• Input records:
=== Begin Enclosure ===

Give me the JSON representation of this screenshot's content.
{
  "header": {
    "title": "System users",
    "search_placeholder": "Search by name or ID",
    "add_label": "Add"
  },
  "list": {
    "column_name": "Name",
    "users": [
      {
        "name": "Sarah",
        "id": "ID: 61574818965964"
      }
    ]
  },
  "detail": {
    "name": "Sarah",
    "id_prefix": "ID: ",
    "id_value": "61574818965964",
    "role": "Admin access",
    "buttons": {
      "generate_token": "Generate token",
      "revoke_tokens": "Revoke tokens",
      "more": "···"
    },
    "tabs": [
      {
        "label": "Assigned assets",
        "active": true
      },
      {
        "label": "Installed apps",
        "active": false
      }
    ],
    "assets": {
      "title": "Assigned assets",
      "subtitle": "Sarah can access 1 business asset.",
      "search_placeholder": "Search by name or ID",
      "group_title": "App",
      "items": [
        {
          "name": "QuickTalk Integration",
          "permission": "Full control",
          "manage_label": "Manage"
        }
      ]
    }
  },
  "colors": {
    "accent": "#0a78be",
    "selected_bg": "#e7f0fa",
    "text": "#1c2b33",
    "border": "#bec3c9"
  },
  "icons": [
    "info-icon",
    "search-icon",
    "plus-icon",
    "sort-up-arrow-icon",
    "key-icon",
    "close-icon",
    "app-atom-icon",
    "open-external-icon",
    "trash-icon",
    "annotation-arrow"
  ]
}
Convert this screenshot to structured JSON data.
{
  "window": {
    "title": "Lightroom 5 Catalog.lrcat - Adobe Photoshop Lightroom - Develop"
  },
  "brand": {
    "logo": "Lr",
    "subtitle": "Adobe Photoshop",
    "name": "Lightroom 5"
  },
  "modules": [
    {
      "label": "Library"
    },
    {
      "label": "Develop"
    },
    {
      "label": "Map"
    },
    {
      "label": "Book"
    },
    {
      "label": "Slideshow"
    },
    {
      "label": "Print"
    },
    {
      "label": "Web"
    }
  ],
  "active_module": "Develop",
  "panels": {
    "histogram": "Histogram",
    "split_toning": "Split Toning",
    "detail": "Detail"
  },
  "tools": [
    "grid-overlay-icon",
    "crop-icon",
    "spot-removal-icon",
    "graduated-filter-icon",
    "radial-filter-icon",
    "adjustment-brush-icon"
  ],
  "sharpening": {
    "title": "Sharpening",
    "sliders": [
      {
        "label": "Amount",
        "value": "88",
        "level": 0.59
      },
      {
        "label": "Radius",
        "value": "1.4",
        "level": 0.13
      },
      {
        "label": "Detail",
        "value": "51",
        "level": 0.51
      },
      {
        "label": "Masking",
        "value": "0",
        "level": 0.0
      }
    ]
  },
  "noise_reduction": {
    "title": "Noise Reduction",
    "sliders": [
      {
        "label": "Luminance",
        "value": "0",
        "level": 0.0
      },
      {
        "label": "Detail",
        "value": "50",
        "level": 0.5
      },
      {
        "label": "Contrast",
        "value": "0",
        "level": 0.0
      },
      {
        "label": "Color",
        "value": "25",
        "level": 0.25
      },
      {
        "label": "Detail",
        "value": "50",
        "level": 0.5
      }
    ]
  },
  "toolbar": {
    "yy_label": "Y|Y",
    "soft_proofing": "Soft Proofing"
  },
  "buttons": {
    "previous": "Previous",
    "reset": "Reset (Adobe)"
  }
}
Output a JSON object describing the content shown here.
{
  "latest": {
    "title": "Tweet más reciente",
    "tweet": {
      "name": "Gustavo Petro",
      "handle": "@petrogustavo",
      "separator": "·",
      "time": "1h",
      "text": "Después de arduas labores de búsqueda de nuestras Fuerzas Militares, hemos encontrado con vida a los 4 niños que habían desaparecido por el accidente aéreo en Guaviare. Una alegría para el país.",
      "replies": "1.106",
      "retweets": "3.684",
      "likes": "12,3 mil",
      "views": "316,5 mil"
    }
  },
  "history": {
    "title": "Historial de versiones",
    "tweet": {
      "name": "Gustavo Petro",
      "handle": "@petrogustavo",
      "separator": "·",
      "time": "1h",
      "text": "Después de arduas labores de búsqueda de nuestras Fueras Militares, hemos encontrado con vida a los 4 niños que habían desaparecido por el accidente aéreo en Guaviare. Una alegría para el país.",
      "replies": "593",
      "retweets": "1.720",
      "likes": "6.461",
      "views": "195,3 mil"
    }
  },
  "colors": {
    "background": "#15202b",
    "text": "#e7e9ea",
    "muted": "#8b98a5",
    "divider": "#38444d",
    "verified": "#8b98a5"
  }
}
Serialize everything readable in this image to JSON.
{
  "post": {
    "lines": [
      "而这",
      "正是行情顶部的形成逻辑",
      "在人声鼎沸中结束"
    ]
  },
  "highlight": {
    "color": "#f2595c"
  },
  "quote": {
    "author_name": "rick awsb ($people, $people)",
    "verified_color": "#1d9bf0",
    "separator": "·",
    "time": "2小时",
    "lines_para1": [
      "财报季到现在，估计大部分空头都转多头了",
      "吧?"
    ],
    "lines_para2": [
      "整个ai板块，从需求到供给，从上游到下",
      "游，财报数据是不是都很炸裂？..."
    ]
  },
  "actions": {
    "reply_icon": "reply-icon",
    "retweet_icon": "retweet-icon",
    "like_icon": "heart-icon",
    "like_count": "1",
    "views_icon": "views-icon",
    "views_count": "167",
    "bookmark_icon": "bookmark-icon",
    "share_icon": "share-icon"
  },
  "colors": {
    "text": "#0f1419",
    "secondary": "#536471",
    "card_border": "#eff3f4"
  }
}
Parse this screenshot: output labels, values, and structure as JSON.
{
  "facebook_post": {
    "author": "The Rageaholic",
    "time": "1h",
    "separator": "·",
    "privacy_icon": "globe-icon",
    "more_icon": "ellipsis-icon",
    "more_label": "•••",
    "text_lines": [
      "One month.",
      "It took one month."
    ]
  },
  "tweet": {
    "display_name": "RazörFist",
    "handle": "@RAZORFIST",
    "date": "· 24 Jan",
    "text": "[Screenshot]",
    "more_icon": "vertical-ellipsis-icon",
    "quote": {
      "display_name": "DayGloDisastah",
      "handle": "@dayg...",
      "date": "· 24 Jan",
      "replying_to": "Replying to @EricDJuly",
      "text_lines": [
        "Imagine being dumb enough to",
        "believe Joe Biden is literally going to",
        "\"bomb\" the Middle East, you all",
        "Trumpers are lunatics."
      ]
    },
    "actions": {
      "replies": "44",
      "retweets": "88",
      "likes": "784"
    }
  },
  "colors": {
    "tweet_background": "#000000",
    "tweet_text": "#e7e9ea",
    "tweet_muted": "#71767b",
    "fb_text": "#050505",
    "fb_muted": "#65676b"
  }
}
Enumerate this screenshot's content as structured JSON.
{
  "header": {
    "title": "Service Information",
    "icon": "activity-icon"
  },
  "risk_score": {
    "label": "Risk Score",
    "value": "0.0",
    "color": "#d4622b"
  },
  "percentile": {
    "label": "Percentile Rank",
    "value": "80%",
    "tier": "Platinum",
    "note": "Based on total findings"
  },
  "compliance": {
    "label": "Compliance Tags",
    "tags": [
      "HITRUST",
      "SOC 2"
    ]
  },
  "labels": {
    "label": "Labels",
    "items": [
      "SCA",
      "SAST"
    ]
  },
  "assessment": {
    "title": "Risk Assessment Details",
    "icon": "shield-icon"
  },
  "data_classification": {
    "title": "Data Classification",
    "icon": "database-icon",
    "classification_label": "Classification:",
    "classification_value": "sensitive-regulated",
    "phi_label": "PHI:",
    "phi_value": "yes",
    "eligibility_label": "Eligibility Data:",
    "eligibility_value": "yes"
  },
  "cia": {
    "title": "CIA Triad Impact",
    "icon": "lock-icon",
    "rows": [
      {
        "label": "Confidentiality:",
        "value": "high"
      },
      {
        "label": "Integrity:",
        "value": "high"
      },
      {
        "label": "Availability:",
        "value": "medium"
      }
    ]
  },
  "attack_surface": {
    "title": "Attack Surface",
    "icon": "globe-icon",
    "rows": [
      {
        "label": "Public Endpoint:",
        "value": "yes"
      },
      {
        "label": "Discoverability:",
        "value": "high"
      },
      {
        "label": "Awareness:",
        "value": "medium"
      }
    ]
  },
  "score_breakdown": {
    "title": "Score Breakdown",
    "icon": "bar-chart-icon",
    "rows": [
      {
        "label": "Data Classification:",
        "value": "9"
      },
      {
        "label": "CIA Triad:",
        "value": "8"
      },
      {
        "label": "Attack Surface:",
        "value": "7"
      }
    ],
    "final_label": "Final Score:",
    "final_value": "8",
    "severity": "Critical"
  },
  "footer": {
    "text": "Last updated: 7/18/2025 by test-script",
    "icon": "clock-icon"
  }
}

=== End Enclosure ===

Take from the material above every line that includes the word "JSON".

• Response:
Give me the JSON representation of this screenshot's content.
Convert this screenshot to structured JSON data.
Output a JSON object describing the content shown here.
Serialize everything readable in this image to JSON.
Parse this screenshot: output labels, values, and structure as JSON.
Enumerate this screenshot's content as structured JSON.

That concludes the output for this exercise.